---- Data in this exercise

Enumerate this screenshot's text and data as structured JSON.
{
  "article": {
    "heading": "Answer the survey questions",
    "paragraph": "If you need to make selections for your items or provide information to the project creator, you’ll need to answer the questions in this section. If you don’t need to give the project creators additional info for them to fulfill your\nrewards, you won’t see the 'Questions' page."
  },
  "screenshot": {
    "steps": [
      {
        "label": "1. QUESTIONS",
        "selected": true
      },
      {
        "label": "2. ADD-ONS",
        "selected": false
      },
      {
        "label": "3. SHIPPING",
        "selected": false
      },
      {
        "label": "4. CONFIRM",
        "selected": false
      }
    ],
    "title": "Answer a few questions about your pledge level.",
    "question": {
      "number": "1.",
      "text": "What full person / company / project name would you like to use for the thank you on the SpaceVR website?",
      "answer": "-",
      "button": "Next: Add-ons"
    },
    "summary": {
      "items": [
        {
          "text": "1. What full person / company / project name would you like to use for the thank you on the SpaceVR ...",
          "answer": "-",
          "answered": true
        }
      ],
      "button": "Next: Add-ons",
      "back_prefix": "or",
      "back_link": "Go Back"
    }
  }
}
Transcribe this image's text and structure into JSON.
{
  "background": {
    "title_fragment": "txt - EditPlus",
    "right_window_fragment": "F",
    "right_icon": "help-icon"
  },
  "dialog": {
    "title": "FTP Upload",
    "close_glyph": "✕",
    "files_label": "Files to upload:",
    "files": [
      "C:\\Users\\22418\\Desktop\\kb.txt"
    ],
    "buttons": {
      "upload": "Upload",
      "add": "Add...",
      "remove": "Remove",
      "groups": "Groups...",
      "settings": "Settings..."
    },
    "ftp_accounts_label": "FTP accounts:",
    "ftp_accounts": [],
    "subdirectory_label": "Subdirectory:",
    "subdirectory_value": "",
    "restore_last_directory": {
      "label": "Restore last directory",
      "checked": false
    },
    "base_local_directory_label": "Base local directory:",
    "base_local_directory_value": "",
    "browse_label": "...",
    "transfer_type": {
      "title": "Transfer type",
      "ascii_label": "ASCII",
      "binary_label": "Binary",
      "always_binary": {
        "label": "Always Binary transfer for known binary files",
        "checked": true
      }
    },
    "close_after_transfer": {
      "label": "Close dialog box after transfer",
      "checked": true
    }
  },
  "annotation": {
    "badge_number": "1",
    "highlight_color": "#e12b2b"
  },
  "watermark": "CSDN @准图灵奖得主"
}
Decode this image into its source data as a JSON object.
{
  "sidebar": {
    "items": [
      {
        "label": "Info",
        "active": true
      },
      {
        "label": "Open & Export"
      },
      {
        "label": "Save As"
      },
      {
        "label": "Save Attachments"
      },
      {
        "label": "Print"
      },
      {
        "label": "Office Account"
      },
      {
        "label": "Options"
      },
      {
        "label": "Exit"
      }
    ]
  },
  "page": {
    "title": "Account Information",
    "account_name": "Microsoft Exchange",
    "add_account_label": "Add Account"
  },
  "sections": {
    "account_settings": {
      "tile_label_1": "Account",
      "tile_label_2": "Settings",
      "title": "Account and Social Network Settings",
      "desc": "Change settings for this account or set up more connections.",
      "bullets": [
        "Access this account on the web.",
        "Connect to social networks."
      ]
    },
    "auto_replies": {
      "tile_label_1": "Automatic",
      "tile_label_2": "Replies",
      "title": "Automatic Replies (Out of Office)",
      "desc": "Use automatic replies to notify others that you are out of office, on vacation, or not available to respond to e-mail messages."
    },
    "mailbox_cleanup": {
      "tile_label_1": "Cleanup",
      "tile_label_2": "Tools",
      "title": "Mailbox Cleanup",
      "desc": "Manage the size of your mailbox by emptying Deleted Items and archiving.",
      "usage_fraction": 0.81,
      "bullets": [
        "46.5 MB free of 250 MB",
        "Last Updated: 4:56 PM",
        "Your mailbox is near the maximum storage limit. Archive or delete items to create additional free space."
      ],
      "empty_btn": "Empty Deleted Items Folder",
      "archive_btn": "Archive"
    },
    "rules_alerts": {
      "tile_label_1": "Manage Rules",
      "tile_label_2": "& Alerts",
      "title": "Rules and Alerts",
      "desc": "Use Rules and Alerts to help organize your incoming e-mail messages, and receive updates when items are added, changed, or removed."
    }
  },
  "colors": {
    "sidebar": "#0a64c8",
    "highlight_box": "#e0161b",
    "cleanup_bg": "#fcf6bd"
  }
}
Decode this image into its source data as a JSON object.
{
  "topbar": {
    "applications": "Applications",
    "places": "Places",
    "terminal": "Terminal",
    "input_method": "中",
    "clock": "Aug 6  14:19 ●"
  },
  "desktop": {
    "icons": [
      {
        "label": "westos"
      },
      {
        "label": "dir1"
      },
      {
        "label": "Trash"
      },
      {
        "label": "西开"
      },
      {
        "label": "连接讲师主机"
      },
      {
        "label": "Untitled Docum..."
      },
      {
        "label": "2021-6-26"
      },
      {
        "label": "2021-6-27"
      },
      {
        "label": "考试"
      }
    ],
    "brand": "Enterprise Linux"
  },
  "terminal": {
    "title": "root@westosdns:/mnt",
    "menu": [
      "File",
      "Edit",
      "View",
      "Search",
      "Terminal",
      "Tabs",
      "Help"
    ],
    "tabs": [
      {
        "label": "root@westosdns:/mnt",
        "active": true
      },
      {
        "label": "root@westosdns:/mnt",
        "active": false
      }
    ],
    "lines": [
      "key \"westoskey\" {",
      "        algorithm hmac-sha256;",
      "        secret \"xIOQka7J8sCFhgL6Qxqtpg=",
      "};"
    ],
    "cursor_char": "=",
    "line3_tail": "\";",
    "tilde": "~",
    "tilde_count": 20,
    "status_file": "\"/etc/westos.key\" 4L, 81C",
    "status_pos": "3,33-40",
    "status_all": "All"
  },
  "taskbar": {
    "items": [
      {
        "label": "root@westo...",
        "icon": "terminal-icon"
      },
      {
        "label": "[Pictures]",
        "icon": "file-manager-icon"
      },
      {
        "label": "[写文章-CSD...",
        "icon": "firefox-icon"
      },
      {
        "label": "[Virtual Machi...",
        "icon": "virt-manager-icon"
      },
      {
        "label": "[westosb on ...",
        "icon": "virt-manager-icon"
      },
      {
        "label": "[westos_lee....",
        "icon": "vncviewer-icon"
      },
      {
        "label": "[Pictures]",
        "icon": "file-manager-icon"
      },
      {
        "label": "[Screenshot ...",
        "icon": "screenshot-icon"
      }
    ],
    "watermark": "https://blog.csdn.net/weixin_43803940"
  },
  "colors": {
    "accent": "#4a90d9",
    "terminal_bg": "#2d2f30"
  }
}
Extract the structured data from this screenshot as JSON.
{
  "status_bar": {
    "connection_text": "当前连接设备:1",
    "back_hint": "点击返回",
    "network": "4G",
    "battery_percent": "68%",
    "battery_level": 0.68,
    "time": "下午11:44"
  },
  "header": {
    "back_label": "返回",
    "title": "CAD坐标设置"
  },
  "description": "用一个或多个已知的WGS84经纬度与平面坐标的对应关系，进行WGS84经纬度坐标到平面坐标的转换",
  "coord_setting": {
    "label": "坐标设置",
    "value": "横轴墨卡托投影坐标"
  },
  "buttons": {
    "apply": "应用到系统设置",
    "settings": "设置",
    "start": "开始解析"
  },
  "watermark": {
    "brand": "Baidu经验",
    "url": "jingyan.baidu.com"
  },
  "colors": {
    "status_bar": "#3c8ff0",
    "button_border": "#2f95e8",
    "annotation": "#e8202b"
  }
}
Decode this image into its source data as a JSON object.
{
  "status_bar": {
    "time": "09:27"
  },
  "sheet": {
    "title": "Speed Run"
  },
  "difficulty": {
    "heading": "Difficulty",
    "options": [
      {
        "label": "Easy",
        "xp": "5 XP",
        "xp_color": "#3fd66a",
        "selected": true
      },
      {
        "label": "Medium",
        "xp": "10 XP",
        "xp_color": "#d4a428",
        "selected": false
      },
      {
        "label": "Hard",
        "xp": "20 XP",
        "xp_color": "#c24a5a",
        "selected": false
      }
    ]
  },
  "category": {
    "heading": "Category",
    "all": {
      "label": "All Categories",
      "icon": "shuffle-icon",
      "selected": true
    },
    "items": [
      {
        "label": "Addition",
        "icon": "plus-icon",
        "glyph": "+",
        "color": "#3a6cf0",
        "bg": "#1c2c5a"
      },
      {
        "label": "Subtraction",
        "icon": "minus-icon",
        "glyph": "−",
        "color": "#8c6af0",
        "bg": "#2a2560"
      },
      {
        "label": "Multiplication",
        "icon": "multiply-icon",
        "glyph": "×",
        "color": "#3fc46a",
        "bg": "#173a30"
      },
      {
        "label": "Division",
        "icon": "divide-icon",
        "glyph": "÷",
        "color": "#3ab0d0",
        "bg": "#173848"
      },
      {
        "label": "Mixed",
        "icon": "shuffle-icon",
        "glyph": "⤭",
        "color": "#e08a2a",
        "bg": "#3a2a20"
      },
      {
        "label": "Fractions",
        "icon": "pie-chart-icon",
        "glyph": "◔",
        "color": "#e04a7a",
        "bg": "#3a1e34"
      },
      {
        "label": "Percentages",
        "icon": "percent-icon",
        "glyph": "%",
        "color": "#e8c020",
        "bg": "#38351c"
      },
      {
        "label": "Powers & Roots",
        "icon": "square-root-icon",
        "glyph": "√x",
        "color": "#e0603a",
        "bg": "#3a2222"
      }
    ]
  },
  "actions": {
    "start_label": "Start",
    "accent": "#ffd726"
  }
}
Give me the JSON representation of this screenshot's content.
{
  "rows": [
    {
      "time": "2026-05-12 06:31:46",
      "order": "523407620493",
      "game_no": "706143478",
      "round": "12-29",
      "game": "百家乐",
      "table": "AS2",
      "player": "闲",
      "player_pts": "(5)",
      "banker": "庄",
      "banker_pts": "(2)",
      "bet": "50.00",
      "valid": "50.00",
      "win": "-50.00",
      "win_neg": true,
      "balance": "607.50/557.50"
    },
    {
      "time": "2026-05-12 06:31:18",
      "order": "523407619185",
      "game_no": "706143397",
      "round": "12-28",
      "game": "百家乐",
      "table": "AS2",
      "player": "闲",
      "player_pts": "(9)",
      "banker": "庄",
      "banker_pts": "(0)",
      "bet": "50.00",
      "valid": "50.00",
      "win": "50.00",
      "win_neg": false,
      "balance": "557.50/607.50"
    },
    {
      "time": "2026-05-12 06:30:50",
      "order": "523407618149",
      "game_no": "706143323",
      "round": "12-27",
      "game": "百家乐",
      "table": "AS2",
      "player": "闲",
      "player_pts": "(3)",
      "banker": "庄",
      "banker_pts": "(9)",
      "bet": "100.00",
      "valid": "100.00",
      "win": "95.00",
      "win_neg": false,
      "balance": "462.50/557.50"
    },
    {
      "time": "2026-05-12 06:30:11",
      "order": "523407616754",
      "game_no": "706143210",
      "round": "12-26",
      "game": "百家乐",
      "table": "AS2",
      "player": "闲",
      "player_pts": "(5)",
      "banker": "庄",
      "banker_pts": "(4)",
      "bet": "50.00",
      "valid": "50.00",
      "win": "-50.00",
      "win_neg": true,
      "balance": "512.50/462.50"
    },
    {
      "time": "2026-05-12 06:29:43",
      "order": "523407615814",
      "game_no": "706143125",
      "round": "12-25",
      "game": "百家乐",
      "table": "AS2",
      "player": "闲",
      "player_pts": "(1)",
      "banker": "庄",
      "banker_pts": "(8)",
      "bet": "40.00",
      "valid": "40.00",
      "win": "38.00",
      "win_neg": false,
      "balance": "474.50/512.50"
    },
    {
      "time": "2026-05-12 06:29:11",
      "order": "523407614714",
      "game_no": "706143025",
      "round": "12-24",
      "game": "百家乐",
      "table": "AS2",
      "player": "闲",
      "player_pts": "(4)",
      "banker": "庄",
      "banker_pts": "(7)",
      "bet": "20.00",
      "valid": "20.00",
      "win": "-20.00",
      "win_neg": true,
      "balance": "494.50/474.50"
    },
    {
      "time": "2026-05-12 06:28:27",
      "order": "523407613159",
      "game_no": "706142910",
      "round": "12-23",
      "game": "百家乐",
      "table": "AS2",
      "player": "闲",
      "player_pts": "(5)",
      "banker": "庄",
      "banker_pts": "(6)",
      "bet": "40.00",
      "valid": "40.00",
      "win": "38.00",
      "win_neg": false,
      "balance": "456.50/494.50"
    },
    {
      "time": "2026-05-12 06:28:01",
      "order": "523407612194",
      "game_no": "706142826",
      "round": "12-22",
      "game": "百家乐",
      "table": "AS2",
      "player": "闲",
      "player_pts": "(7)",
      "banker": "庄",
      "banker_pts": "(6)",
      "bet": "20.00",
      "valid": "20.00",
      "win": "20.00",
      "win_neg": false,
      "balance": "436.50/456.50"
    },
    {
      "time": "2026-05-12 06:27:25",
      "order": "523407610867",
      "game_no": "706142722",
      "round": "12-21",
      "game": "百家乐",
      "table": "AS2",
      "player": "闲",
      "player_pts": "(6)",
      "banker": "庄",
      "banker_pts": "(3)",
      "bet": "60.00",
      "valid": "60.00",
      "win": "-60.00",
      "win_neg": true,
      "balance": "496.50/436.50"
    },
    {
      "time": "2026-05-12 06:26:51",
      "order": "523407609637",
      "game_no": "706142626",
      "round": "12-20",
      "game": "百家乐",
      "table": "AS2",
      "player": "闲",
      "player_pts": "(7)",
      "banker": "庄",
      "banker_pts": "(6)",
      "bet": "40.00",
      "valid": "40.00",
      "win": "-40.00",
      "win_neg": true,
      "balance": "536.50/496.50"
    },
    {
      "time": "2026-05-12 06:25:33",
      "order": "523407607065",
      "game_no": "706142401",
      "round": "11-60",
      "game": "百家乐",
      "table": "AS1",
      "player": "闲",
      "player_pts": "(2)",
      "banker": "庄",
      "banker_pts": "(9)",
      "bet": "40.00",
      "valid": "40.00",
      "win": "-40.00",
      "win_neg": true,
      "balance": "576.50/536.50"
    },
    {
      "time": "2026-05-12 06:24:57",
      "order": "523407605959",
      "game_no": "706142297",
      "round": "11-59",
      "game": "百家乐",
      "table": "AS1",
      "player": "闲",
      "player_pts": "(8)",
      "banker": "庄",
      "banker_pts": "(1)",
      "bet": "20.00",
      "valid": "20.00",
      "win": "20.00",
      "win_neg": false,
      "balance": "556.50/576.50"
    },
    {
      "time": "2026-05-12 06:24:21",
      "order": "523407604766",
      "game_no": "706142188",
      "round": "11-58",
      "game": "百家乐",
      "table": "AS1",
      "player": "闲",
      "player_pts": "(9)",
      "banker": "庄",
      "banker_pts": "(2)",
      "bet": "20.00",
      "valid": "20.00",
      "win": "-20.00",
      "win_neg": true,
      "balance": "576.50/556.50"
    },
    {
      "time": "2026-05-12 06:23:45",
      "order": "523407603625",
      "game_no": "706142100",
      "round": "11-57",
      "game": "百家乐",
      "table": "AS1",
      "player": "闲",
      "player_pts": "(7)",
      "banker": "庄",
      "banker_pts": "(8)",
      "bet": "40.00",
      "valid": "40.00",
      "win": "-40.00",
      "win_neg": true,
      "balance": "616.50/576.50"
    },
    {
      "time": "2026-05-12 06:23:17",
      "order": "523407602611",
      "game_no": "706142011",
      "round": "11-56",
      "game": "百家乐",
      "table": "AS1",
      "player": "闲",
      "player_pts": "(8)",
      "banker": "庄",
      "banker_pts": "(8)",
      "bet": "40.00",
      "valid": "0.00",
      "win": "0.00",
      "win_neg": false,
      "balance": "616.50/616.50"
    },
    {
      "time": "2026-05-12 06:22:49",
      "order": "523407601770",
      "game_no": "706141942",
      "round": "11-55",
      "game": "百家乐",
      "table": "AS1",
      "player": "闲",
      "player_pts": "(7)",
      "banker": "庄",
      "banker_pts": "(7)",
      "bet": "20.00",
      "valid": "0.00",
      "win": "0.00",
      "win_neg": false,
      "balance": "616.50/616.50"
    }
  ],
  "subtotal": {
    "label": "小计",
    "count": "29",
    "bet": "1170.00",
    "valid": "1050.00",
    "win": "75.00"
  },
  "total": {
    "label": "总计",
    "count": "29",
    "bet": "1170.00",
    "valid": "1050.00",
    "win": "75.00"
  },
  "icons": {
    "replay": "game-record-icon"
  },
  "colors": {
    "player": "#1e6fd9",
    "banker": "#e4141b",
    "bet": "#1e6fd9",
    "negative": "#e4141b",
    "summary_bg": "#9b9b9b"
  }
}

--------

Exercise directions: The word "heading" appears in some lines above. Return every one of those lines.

Response to the exercise:
    "heading": "Answer the survey questions",
    "heading": "Difficulty",
    "heading": "Category",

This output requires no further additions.